Problem.
When you reproduce the data, keep every word exactly as it stands and leave the pictures out.

%%

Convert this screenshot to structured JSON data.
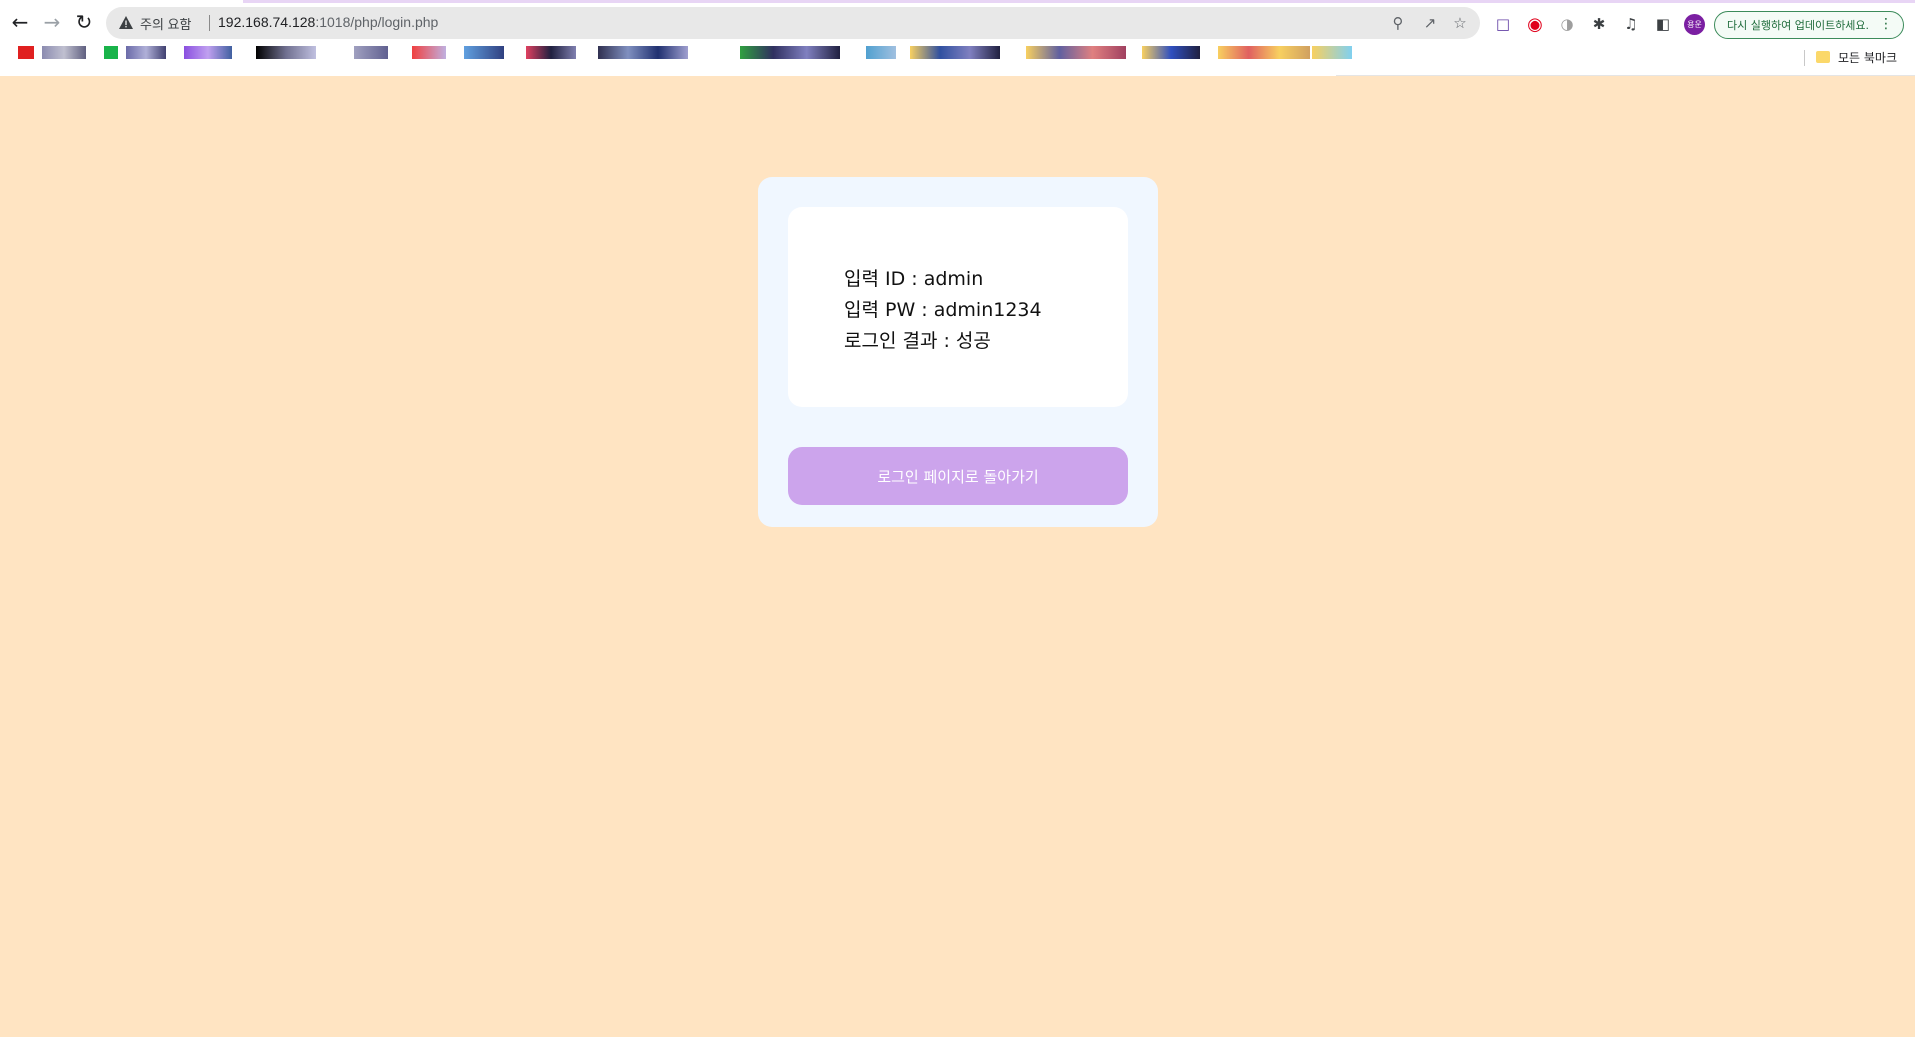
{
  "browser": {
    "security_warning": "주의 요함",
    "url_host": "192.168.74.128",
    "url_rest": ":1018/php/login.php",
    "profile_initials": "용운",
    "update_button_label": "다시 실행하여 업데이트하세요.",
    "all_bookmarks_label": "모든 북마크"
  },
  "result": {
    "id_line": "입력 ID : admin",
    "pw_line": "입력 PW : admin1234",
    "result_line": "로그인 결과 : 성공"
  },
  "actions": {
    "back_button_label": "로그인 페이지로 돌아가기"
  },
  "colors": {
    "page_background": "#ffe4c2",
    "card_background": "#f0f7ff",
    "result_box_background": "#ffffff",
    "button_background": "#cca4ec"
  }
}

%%

Output below.
Convert this screenshot to structured JSON data.
{
  "browser": {
    "security_warning": "주의 요함",
    "url_host": "192.168.74.128",
    "url_rest": ":1018/php/login.php",
    "profile_initials": "용운",
    "update_button_label": "다시 실행하여 업데이트하세요.",
    "all_bookmarks_label": "모든 북마크"
  },
  "result": {
    "id_line": "입력 ID : admin",
    "pw_line": "입력 PW : admin1234",
    "result_line": "로그인 결과 : 성공"
  },
  "actions": {
    "back_button_label": "로그인 페이지로 돌아가기"
  },
  "colors": {
    "page_background": "#ffe4c2",
    "card_background": "#f0f7ff",
    "result_box_background": "#ffffff",
    "button_background": "#cca4ec"
  }
}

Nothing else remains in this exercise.